Do Not Put your Toys Away
It may be common occurrence for kids to hear their parents go, “Put your toys away. Take out your books and start revising”. Try envisioning that dread in those poor little souls. Parents do need to realize that play is far more important than they think. Toys and games do not just pose as pure fun. They are also important tools that help children learn, grow and develop. On first thought, parents may only connect play with those little muscles and developing fine motor skills.
Language Time, Fun Time
What about learning a language such as English or Bahasa Malaysia? Be it trying to learn their first language or pick up a second language, games and fun activities are a vital part of the learning process. When children have fun, learning and perfecting a language becomes effortless. Parents would not even need to yell across the room to remind them to revise and practice anymore. That is bliss. It forges friendships and helps children become more socially confident to boot.
Whether you are a teacher trying to spice up things in the class or a parent trying to support children in learning English, or any new foreign language for that matter, here are a few categorized games to get them started. They do not cost a dime and are all screen-free!
Writing and Spelling Games
This one never gets old and tests the kids how well they know their spelling. Simply on the whiteboard or with a pencil and a piece of paper, students will have to guess the alphabets on the empty dashes to form a word. Every time a player makes a wrong guess, one element of a stick figure hanged man will be drawn as a tally mark. If the players fail to guess the word after the opponent completes the diagram, they lose. So, it is always good to read up on an everyday basis and know those words, a section which we will dwell into at the bottom section.
Word Jumble Race
This game goes beyond writing and spelling, it is also fantastic for practising tenses, grammar and reading. Children will race to form a complete sentence out of jumbled up words written on broken pieces of paper.
This tops my list of favourite classroom games as a kid in school. One player will take on the role of “Simon” and the rest of the players will carry out instructions given by “Simon” that is prefaced with “Simon says”. If players do not do as told or carry out instructions that were commanded with “Simon says”, they will be eliminated. It can be quite a workout if “Simon says” play air guitar followed by waddle like a penguin and dance to the cha-cha.
Where Shall I Go?
My most vivid recollection of summer school camp comprises this game. Talk about the adventure of trying to avoid crashing into big tree trunks and slipping into streams. This game can be tamed by having children play it indoors, using chairs and tables to make up the maze. To play this game, have children form pairs and blindfold one child.
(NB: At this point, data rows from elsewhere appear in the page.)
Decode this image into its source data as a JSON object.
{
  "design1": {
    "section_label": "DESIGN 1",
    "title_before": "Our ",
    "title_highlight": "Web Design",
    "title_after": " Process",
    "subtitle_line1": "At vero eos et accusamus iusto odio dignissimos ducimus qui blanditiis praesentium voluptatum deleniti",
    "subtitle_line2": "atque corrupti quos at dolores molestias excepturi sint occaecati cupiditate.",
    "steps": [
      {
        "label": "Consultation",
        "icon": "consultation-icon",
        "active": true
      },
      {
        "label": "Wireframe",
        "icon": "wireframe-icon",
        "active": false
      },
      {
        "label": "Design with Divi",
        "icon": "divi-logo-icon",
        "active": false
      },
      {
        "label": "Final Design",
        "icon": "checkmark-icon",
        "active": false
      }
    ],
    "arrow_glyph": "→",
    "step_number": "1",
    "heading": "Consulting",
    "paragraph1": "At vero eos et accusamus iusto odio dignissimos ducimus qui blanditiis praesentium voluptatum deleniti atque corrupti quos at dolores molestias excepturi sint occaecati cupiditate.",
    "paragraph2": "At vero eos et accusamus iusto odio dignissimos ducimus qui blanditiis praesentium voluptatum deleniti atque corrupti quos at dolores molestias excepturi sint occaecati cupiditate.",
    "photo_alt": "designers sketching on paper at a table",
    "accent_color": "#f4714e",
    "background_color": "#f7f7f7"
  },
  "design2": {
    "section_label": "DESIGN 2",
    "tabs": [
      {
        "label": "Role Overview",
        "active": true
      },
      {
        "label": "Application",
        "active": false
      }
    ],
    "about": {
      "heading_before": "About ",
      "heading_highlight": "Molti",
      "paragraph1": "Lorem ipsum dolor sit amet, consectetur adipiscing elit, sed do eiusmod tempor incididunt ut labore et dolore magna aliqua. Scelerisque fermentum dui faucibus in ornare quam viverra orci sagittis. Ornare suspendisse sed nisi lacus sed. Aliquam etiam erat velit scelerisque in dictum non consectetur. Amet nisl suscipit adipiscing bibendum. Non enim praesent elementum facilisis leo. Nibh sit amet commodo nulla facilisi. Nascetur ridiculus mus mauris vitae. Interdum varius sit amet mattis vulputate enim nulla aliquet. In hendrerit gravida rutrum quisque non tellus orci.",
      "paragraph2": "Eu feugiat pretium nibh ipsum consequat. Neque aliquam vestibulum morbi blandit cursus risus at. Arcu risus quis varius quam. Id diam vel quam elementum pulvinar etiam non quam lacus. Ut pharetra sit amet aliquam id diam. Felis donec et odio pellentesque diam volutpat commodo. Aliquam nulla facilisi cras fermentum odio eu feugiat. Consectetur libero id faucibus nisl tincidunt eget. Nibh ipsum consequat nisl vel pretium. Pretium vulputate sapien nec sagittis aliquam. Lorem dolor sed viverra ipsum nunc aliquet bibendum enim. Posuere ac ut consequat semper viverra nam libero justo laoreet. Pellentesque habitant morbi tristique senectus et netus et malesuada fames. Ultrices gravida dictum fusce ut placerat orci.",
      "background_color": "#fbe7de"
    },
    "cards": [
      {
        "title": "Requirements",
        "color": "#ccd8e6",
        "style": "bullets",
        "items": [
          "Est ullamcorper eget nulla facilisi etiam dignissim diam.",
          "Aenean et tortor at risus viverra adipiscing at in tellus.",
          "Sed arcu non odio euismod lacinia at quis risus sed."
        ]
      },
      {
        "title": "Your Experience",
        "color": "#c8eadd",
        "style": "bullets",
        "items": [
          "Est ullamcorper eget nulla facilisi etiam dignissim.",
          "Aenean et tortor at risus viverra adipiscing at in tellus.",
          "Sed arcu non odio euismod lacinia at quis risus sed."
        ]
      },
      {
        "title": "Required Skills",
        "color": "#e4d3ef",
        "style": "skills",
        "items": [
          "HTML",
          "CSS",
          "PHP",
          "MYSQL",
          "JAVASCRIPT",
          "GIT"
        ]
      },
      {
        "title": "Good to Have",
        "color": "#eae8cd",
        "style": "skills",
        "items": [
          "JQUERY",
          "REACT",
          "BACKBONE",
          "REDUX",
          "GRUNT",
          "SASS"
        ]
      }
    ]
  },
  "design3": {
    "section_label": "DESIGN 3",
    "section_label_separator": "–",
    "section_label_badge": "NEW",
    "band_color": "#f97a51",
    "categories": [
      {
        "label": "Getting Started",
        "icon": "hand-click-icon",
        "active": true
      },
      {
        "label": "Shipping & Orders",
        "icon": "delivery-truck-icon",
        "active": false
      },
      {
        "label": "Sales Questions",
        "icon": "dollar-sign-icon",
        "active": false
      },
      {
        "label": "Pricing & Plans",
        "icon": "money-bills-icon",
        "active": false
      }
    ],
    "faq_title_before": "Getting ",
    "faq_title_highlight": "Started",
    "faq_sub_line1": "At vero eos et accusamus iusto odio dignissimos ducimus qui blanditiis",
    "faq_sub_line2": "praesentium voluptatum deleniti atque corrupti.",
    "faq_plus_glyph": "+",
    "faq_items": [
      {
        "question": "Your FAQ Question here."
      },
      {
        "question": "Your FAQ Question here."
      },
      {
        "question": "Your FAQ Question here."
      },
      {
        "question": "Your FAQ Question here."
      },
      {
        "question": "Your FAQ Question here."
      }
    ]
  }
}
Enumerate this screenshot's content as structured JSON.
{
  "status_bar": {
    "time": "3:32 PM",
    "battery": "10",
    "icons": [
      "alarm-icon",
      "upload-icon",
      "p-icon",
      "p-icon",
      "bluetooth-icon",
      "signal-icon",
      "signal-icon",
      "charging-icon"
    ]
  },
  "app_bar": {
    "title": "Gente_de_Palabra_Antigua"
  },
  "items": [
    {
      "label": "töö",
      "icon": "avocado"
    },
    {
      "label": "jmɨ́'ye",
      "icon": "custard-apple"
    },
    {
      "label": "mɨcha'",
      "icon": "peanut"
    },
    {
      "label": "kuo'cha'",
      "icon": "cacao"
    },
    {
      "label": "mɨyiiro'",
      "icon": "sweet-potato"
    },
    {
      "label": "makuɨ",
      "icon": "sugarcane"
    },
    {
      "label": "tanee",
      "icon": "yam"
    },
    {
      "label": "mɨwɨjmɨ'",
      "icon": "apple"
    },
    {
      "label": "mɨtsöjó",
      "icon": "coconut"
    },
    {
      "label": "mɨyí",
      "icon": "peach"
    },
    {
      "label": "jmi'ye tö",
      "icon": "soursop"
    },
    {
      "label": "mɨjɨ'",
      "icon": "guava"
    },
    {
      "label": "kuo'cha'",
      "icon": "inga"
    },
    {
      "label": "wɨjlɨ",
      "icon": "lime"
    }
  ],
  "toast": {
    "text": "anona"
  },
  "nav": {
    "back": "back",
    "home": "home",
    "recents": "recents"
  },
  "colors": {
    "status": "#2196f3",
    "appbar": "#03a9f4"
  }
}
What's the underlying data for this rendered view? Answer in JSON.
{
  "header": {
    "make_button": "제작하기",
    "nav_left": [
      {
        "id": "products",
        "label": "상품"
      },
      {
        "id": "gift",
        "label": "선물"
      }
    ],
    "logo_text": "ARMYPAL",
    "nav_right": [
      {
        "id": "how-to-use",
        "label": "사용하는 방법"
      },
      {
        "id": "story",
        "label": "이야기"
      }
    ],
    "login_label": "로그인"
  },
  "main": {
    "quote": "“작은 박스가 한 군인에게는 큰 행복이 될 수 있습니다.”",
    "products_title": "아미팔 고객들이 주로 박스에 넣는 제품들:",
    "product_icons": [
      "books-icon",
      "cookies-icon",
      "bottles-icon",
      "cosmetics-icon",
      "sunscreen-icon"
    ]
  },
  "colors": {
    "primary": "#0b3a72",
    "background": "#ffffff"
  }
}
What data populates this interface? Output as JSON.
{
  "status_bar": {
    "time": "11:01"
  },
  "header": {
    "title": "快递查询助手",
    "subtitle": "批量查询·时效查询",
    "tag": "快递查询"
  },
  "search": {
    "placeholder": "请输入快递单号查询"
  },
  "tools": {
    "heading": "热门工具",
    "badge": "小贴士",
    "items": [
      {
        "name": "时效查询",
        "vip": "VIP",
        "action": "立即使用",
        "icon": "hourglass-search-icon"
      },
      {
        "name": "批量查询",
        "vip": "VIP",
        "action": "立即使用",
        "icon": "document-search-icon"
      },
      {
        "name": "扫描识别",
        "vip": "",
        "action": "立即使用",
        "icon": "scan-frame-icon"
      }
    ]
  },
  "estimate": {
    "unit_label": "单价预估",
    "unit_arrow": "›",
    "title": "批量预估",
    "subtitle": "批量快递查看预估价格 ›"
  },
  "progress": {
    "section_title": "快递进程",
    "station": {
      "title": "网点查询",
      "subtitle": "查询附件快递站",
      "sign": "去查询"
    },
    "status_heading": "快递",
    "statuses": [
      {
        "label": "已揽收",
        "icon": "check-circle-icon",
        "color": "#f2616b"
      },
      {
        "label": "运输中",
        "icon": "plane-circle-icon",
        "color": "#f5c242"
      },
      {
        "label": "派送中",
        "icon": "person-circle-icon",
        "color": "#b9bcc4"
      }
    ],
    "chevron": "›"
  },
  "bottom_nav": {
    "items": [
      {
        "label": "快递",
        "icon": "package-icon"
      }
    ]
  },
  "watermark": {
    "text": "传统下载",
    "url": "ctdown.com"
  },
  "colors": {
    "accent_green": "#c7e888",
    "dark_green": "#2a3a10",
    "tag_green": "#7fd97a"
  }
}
The other child will then guide the blindfolded child through the maze with directions such as five steps to the left, turn right and step over a stack of books.
Communication and Interactive Games
Miming and Pictionary
These games are great to help kids practice their vocabulary and pronunciation. One player either draws out the word or performs the action and the rest of the team shouts out their guesses. Of course, the first team to get the right answer wins the point.
Engaging kids in games that involve role-playing is intellectually stimulating. Kids will strike a conversation around a theme and this can help kids brush up their speaking skills. Players may take on the role of different career professionals, animals or even fantasy characters; it is as far as their imagination can take them.
Do not forget the power to build vocabulary and learn grammar through reading, even if it is just reading short, simple instructions off the clues in a treasure hunt game.
This is only just the tip of the iceberg when it comes to integrating language learning with fun. Words can be conjoined to form songs and nursery rhymes, jokes and riddles, and stories. The sky is the limit here as these games can be adapted to incorporate different languages including Bahasa Malaysia or even French and Spanish if those tickle your fancy; these games can also be adapted to all age groups and skill levels. Have fun encouraging your students or children to be more eloquent within a fun learning environment!